• Questions are important.
• Math is about creativity and making sense, making connections and communicating.
Students are also encouraged to represent math in different forms, such as through words, pictures, graphs and equations, and they are given more personal direction in correcting their mistakes.
Students are advised to think slowly and deeply to solve a problem, and are taught that math class is about learning, not performing.
The elementary math team — responsible for implementing the positive math learning environment in the district — consists of Quisley, classroom teachers, interventionist and instructional coaches.
“This team collaborates to make sure all students are understanding the Minnesota math standards and focusing on all students being able to engage in mathematics with success,” Quisley said, and added that National Council of Teachers of Mathematics standards play a role in student learning.
“The NCTM practices are an additional resource that is tied to our textbook as well as other resources that we are using to implement the Minnesota math standards,” Quisley said. “These practices help to support math as an active learning process, in which each student builds upon his or her own knowledge with feedback from peers, teachers, other adults, as well as themselves.”
She said the district wants to create a welcoming learning environment to help elementary school students learn math.

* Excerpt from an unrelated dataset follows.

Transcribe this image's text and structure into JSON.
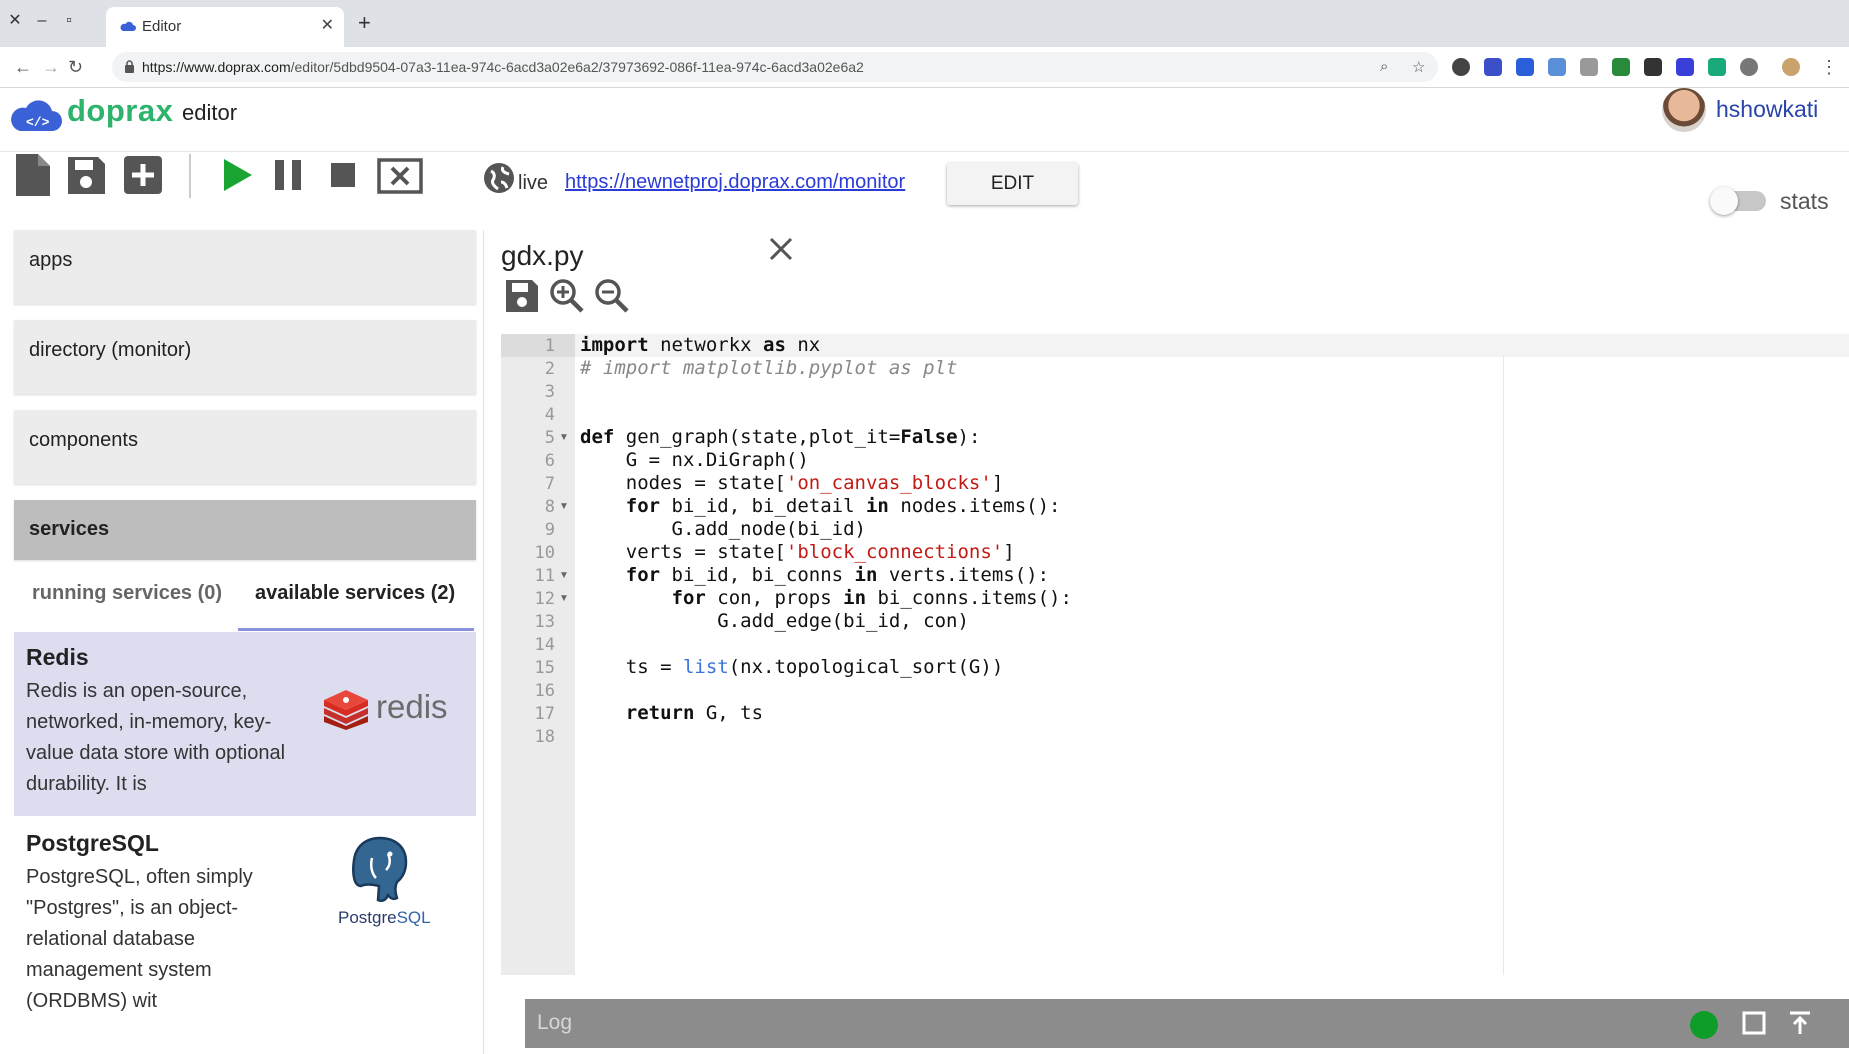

“The district is striving to create a climate of safety, warmth and caring so that community, critical thinking, collaboration and creativity can flourish within our math learning structure,” she said.
As a math specialist, Quisley assists teachers with implementation, answering math questions and assisting instructional coaches and students.
She said districts across the state are trending toward incorporating a more positive math learning environment, noting she wants to expand that philosophy into other grade levels.
“We’re on the right path,” she said.